In 1994, a joint venture was formed between the Cuban Nickel Union and the Canadian firm Sherritt International, which operates a mining and processing plant on the island in Moa.[4] A second enterprise, Cobalt Refinery Co. Inc., was created in Alberta for nickel refining. Canada has been critical of the U.S. trade embargo against Cuba, and strongly objected to the Helms-Burton Act. In 1996 Foreign Affairs Minister Lloyd Axworthy stated: "Canada shares the U.S. objectives of improving human rights standards and moving to more representative government in Cuba. But we are concerned that the Helms-Burton Act takes the wrong approach. That is why we have been working with other countries to uphold the principles of international law".[5][6] In 1996 a Private Member's Bill was introduced, but not made law, in the Canadian parliament; this law called the Godfrey-Milliken Bill was in response to the extraterritoriality of the aforementioned Act.[7][8] Canada also protests U.S. preclearance customs agents in Canadian airports who try to catch American citizens travelling to Cuba in defiance of U.S. law.[9]

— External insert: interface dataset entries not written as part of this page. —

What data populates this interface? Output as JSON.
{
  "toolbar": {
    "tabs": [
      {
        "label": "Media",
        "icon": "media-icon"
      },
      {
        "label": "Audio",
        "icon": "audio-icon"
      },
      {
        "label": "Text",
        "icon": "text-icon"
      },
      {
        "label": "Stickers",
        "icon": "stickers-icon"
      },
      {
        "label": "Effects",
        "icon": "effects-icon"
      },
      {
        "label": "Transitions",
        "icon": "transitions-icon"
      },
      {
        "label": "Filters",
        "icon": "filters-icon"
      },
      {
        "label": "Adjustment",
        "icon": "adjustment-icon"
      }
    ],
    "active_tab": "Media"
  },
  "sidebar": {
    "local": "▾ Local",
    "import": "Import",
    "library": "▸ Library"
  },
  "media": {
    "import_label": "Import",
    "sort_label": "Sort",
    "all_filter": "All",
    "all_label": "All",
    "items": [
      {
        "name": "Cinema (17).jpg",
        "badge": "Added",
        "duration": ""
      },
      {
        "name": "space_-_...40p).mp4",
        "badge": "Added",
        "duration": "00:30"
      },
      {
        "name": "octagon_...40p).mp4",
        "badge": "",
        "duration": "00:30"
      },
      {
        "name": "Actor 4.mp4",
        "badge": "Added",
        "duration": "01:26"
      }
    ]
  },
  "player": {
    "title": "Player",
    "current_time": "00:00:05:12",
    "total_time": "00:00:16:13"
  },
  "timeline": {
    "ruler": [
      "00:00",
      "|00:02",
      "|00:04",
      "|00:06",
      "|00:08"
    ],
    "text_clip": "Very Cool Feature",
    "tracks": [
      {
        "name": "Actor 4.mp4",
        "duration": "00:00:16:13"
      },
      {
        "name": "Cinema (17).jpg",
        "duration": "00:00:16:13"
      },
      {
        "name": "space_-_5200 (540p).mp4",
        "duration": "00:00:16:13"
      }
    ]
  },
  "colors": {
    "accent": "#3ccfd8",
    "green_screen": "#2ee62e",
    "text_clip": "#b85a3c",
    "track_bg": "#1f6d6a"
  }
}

There are in total 85 Canadian companies and subsidiaries operating in Cuba, including brewer Labatt Breweries and Pizza Nova.[10]

Diplomatic Representation[edit]

Canada has an embassy in Havana since 1945 and is located in the upscale district of Miramar in municipal area of Playa in Havana.

Cuba has an embassy in Ottawa and Consulates in Toronto[11] and Montreal.[12]

See also[edit]


References[edit]

  1. ^ a b "Canada - Cuba Relations". Government of Canada. 
  2. ^ a b Robert Wright (2007). Three Nights in Havana: Pierre Trudeau, Fidel Castro and the Cold War World. HarperCollins. ISBN 978-0-00-200626-2. OCLC 184967828. 
  3. ^ "Castro mourns for Trudeau, who stood up for him". CNN. 2000-10-03. 
  4. ^ "History of Sherritt". Sherritt International. 
  5. ^ "Online NewsHour: Lloyd Axworthy". Public Broadcasting Service (PBS). 1997-01-23. 
  6. ^ "Ottawa Objects To Helms-Burton". The Militant. 1996-03-18. 
  7. ^ "BILL C-339: The Godfrey-Milliken Bill". 
  8. ^ "LEGISinfo: Private Member's Bill C-339 (35-2)". Government of Canada. 
  9. ^ "Canada opposes U.S. crackdown on Cuba visitors". International Bicycle Fund. 2001-09-01. 
  10. ^ "News in Depth: FAQs on Canada-Cuba trade". Canadian Broadcasting Corporation. 2006-08-03. 
  11. ^ "Consulate General of Cuba in Toronto". Embassy of Cuba in Canada. 
  12. ^ "Consulate General of Cuba in Montreal". Embassy of Cuba in Canada. 

External links[edit]